Over the next 3 years, Dr Nicole Wegner will examine popular assumptions about the “ideal soldier” and how cultural myths shape military policies and priorities in Australia and abroad.
Hailing from Canada and having spent several years as a lecturer at the University of Saskatchewan, Dr Nicole Wegner joins the Department of Government and International Relations as a Postdoctoral Research Fellow where she will examine issues relating to the modern military including suicides, sexual assault, and the relationships between military and national identity.
My current research looks at the gendered relationship between identity and military service. I examine how masculinity and femininity can affect military identity. This includes how “masculine” attributes such as aggressiveness and physical strength are often promoted as ideal soldierly characteristics. My research reflects upon this type of ‘military masculinity’ in modern warfare, where counterinsurgency techniques require soldiers to win the “heart and minds” of local populations.
I also examine how war-fighting, defence spending, or military bellicosity are viewed as favourable mechanisms to “toughen” up a nation’s identity. I study cultural myths, such as Canada’s long-standing affinity for peacekeeping internationally and Australia’s national ANZAC commemorations, and how these myths influence military policies and priorities.
I am currently focusing on how military and national identity were articulated in government policies and media coverage during military interventions in Afghanistan from 2001-2014.
The majority of my research involves content and discourse analysis. I examine government and military policies, media images and text, speeches by politicians, testimonies of military personnel, and recruitment campaign imagery and text.
I am working with Professor Megan MacKenzie, who is a renowned scholar in International Relations and feminist theory. I came to the University of Sydney specifically to work with her on gender and war research.
We are working collaboratively on two projects. The first project explores connections between ideals of military masculinity and military suicides and the second project explores sexual assault in armed forces and the ways this phenomenon has gendered patterns.
There are many “common sense” assumptions about the military, including who makes a good soldier, what activities and behaviours are normal and acceptable for militaries, and what types of policies and funding are appropriate for defence and military spending.

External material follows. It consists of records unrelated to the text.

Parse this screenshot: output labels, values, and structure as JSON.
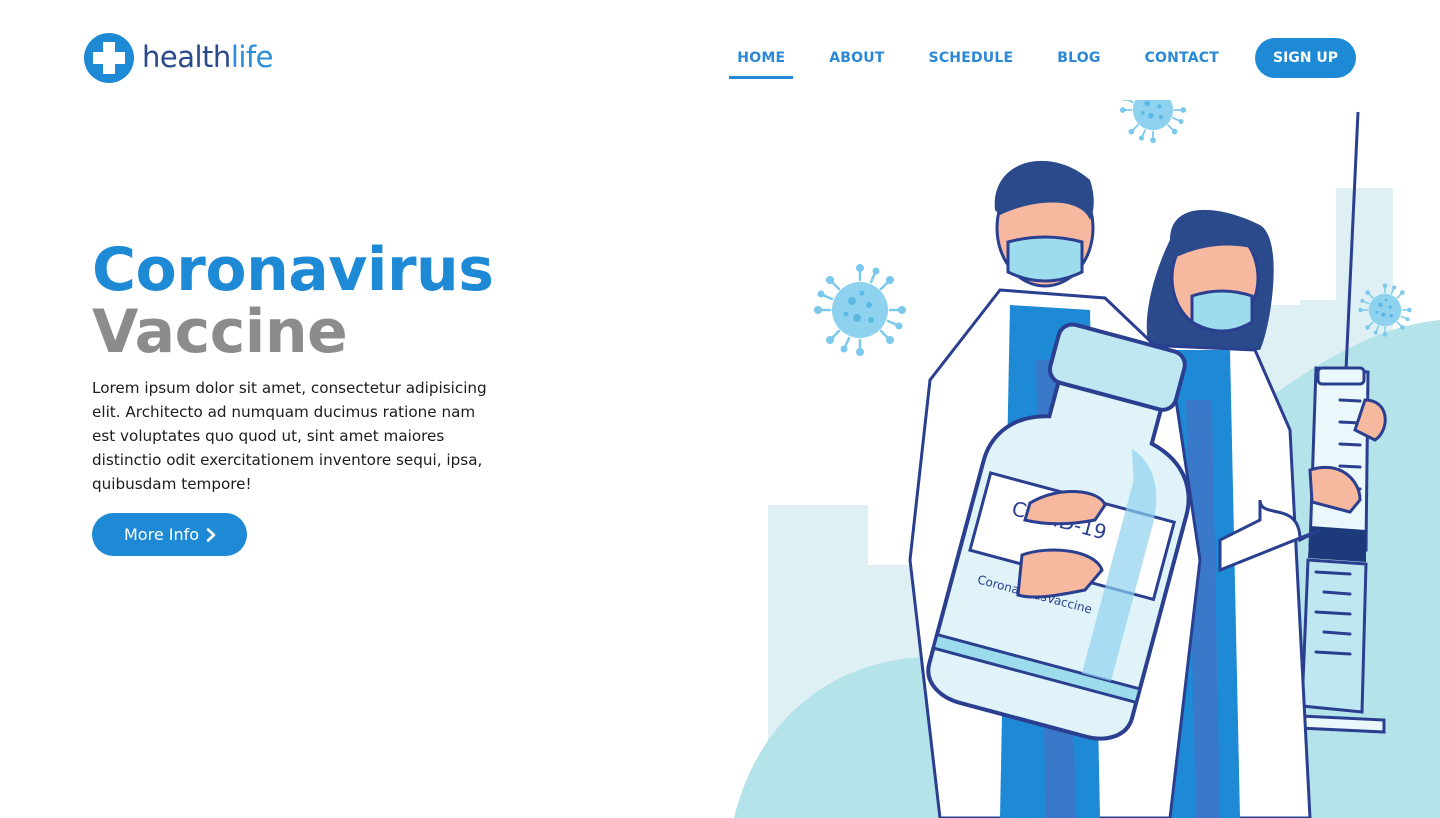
{
  "brand": {
    "name_strong": "health",
    "name_light": "life",
    "logo_icon": "medical-cross-icon",
    "primary_color": "#1e8ad6",
    "dark_color": "#2a4a8c"
  },
  "nav": {
    "items": [
      {
        "label": "HOME",
        "active": true
      },
      {
        "label": "ABOUT",
        "active": false
      },
      {
        "label": "SCHEDULE",
        "active": false
      },
      {
        "label": "BLOG",
        "active": false
      },
      {
        "label": "CONTACT",
        "active": false
      }
    ],
    "signup_label": "SIGN UP"
  },
  "hero": {
    "title_line1": "Coronavirus",
    "title_line2": "Vaccine",
    "description": "Lorem ipsum dolor sit amet, consectetur adipisicing elit. Architecto ad numquam ducimus ratione nam est voluptates quo quod ut, sint amet maiores distinctio odit exercitationem inventore sequi, ipsa, quibusdam tempore!",
    "cta_label": "More Info",
    "cta_icon": "chevron-right-icon"
  },
  "illustration": {
    "vial_label": "COVID-19",
    "vial_sublabel": "CoronavirusVaccine",
    "icons": [
      "virus-icon",
      "doctor-male-figure",
      "doctor-female-figure",
      "vaccine-vial-icon",
      "syringe-icon"
    ]
  }
}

I hope to unpack these assumptions so that the politics of military service, military identity, and defence funding are made obvious. This will allow us, as a society, to make clear choices and preferences about defence policies.